Campus Philly. December 2010.

2010: From Student to Resident.”

Campus Philly’s From Student to Resident presents the findings from the organization’s 2010 survey that focused on how the Greater Philadelphia region is fairing with student retention and the reasons behind students’ choices to stay. Built on the shoulders of two earlier studies (in 2000 from the Economy League of Philadelphia and in 2004 from the Knowledge Industry Partnership), From Student to Resident surveys 4,600 undergraduates, graduate students and alumni. Notable results include 83% of students would recommend Greater Philadelphia as a place to go to school, 58% are likely to stay and that job opportunity is most important to students in their decision to stay after graduation.


Select Greater Philadelphia. October 2007.

Impact of Higher Education in Greater Philadelphia.”

Select Greater Philadelphia’s 2007 survey, Impact of Higher Education in Greater Philadelphia focuses on the economic impact that the area’s college students have on the city. The survey presents the characteristics of the Greater Philadelphia Region’s higher education sector, compares the characteristics of the region’s higher education sector to those of other Metropolitan Statistical Areas, describes the direct economic effects, estimates the total economic impact of the higher education sector and describes programs and partnerships that enhance economic prosperity in the region.


Economy League of Greater Philadelphia. June 2005.

Graduate! Philadelphia: The Challenge to Complete.

The Economy League of Greater Philadelphia’s 2005 survey, Graduate! Philadelphia: The Challenge to Complete shows how the city can increase the number of residents with college degrees.

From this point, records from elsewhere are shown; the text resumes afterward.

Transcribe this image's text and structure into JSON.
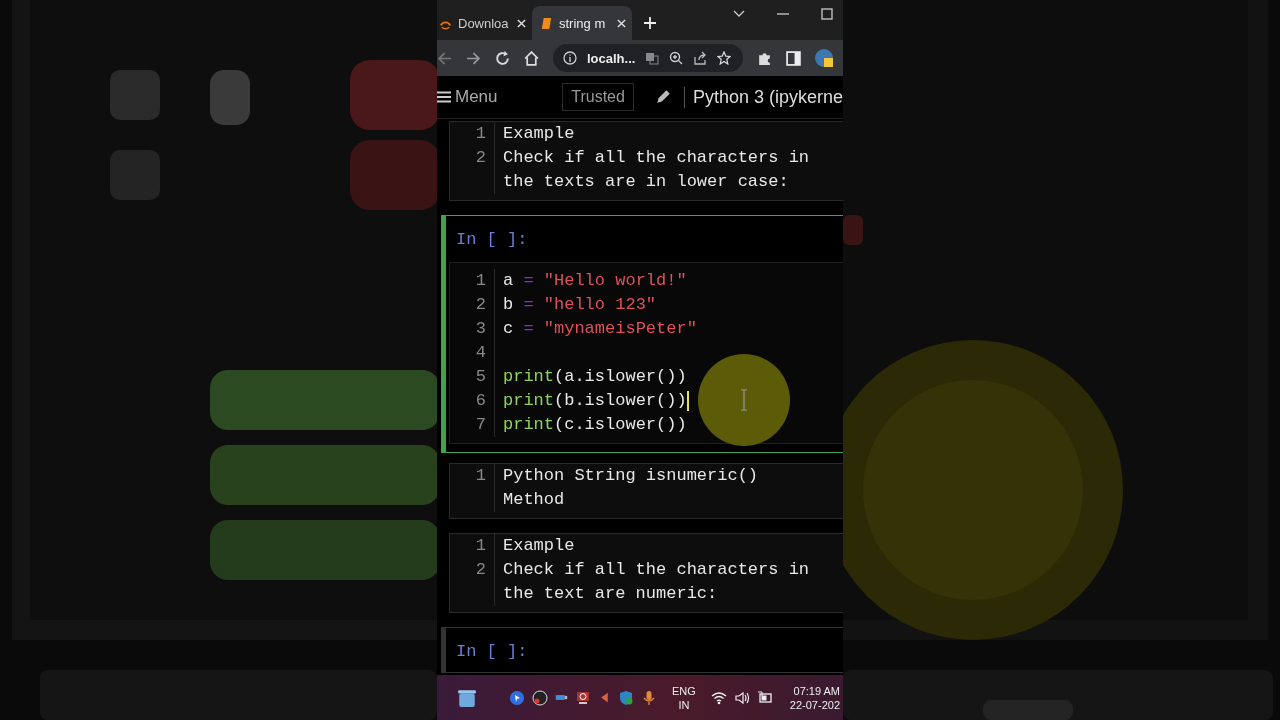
{
  "browser": {
    "tabs": [
      {
        "title": "Downloa",
        "selected": false
      },
      {
        "title": "string m",
        "selected": true
      }
    ],
    "address": "localh..."
  },
  "notebook_toolbar": {
    "menu": "Menu",
    "trusted": "Trusted",
    "kernel": "Python 3 (ipykerne"
  },
  "cells": [
    {
      "kind": "markdown",
      "selected": false,
      "lines": [
        {
          "number": "1",
          "text": "Example"
        },
        {
          "number": "2",
          "text": "Check if all the characters in the texts are in lower case:"
        }
      ]
    },
    {
      "kind": "code",
      "selected": true,
      "prompt": "In [ ]:",
      "lines": [
        {
          "number": "1",
          "cursor": false,
          "tokens": [
            {
              "kind": "name",
              "text": "a "
            },
            {
              "kind": "op",
              "text": "="
            },
            {
              "kind": "str",
              "text": " \"Hello world!\""
            }
          ]
        },
        {
          "number": "2",
          "cursor": false,
          "tokens": [
            {
              "kind": "name",
              "text": "b "
            },
            {
              "kind": "op",
              "text": "="
            },
            {
              "kind": "str",
              "text": " \"hello 123\""
            }
          ]
        },
        {
          "number": "3",
          "cursor": false,
          "tokens": [
            {
              "kind": "name",
              "text": "c "
            },
            {
              "kind": "op",
              "text": "="
            },
            {
              "kind": "str",
              "text": " \"mynameisPeter\""
            }
          ]
        },
        {
          "number": "4",
          "cursor": false
        },
        {
          "number": "5",
          "cursor": false,
          "tokens": [
            {
              "kind": "builtin",
              "text": "print"
            },
            {
              "kind": "name",
              "text": "(a.islower())"
            }
          ]
        },
        {
          "number": "6",
          "cursor": true,
          "tokens": [
            {
              "kind": "builtin",
              "text": "print"
            },
            {
              "kind": "name",
              "text": "(b.islower())"
            }
          ]
        },
        {
          "number": "7",
          "cursor": false,
          "tokens": [
            {
              "kind": "builtin",
              "text": "print"
            },
            {
              "kind": "name",
              "text": "(c.islower())"
            }
          ]
        }
      ]
    },
    {
      "kind": "markdown",
      "selected": false,
      "lines": [
        {
          "number": "1",
          "text": "Python String isnumeric() Method"
        }
      ]
    },
    {
      "kind": "markdown",
      "selected": false,
      "lines": [
        {
          "number": "1",
          "text": "Example"
        },
        {
          "number": "2",
          "text": "Check if all the characters in the text are numeric:"
        }
      ]
    },
    {
      "kind": "code",
      "selected": false,
      "prompt": "In [ ]:"
    }
  ],
  "taskbar": {
    "language": "ENG",
    "region": "IN",
    "time": "07:19 AM",
    "date": "22-07-202"
  }
}
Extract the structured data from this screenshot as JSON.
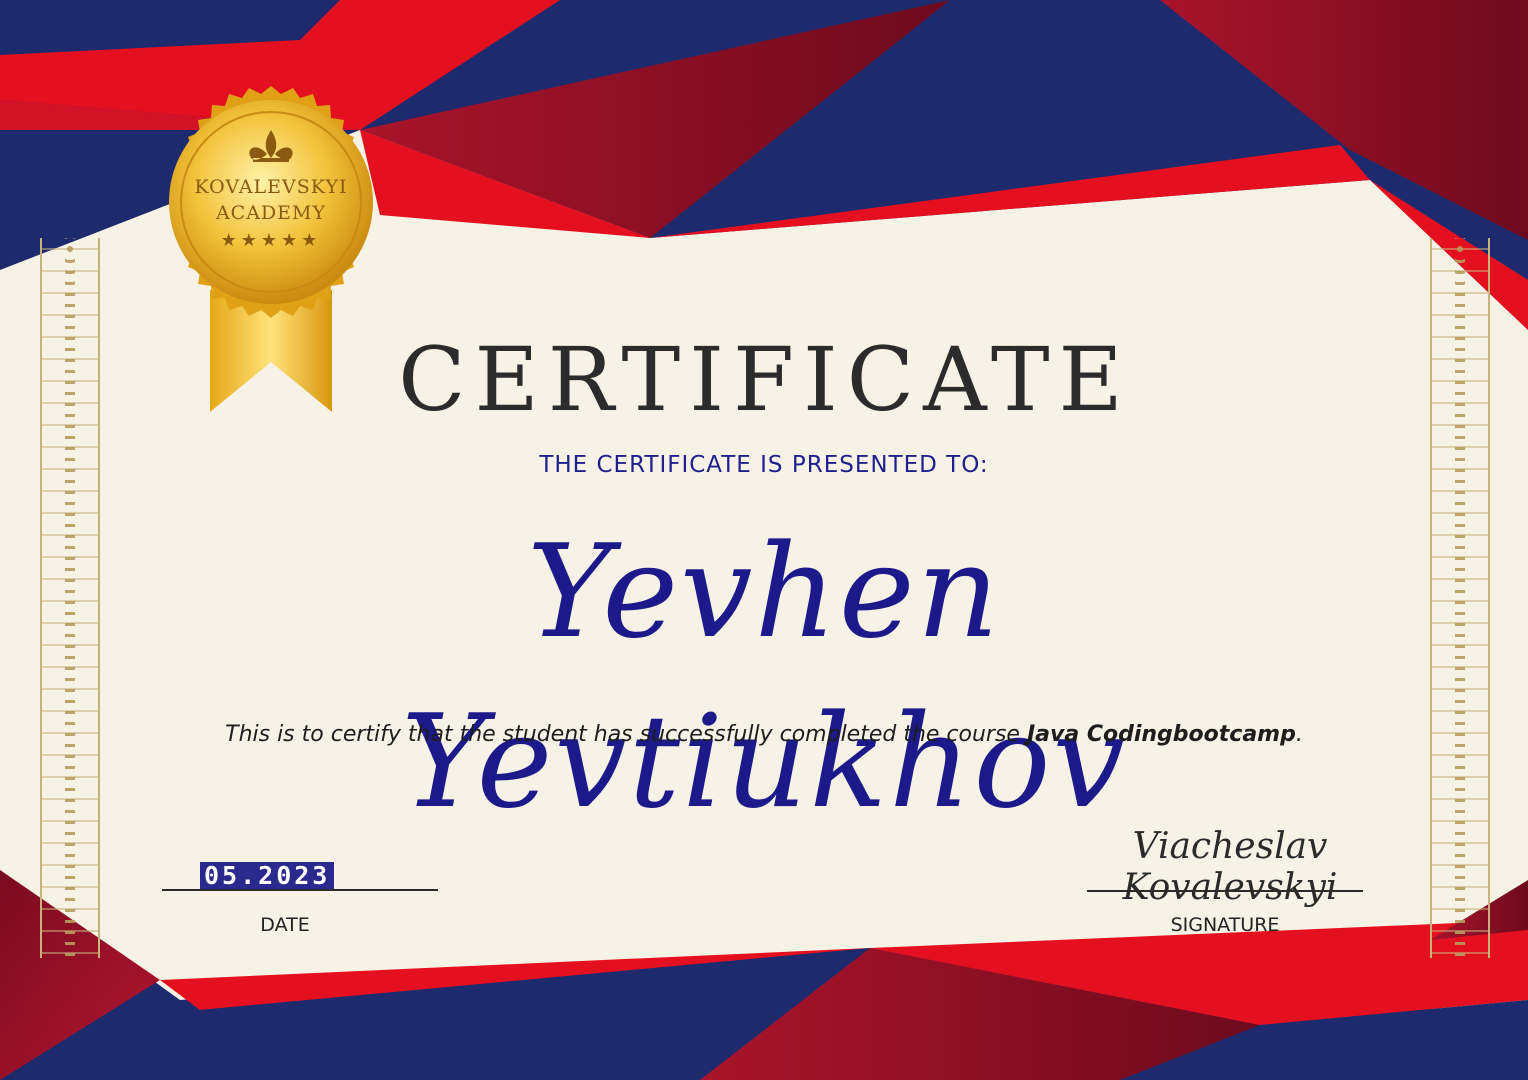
{
  "seal": {
    "line1": "KOVALEVSKYI",
    "line2": "ACADEMY",
    "stars": "★★★★★"
  },
  "certificate": {
    "title": "CERTIFICATE",
    "presented_to": "THE CERTIFICATE IS PRESENTED TO:",
    "recipient": "Yevhen Yevtiukhov",
    "certify_text": "This is to certify that the student has successfully completed the course ",
    "course_name": "Java Codingbootcamp",
    "certify_end": "."
  },
  "footer": {
    "date_value": "05.2023",
    "date_label": "DATE",
    "signature_text": "Viacheslav Kovalevskyi",
    "signature_label": "SIGNATURE"
  },
  "colors": {
    "navy": "#1e2a6e",
    "red": "#e4101f",
    "crimson": "#8e0a25",
    "gold": "#d9a520",
    "paper": "#f6f2e6"
  }
}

The survey focuses on the need for a high quality workforce in Philadelphia, exploding the myth concerning the high number of college graduates in the city given the large number of colleges and universities, identifying the leaks in the workforce pipeline, understanding the barriers to completion, who among drop outs return to complete their degrees and is the payoff worth the return and the League’s recommendations for how to increase the completion rate and therefore, increase the number of degrees in Philadelphia.


Knowledge Industry Partnership. June 2004.

KIP’s Should I Stay or Should I Go

The Knowledge Industry Partnership’s 2004 survey, Should I Stay or Should I Go discusses the need to retain additional non-native graduates in the city. This web-based survey of 2,550 graduates represents a diverse sample in terms of place of origin, place of residence, degree, class status, field of work, ethnicity and general attitudes and opinions about the region. KIP reports that while 64% of all graduates remain in the region after college, only 29% of graduates not originally from this region stay after graduation; 86% of native graduates stay. KIP believes that until Philadelphia is able to retain more non-native graduates, it will continue to suffer a net loss of knowledge workers. However, the city has the potential, needing the infrastructure necessary to provide ample internship opportunities, strong academic programs in fields of study most likely to retain students, the vast cultural and professional resources of a major urban center and affordable cost of living and plentiful housing stock.


Center City District. Sept. 2003.

Survey of Graduates in Center City.

Center City District’s 2003 findings, Survey of Graduates in Center City reports why college graduates chose to reside in Center City than in other parts of the region. CCD reveals that 30% of Center City residents are between the ages 25 to 34, a remarkable 79% being college graduates. Important factors to all survey respondents in choosing their current residential location were housing costs (65%), walkability (62%), security and safety (61%) and proximity to employment (58%). 46% of respondents indicated that they were very happy with their current residence, and those who have lived elsewhere described Philadelphia’s comparative strengths as its unique, historic architecture, its arts and cultural events, its population diversity and quality of nightlife.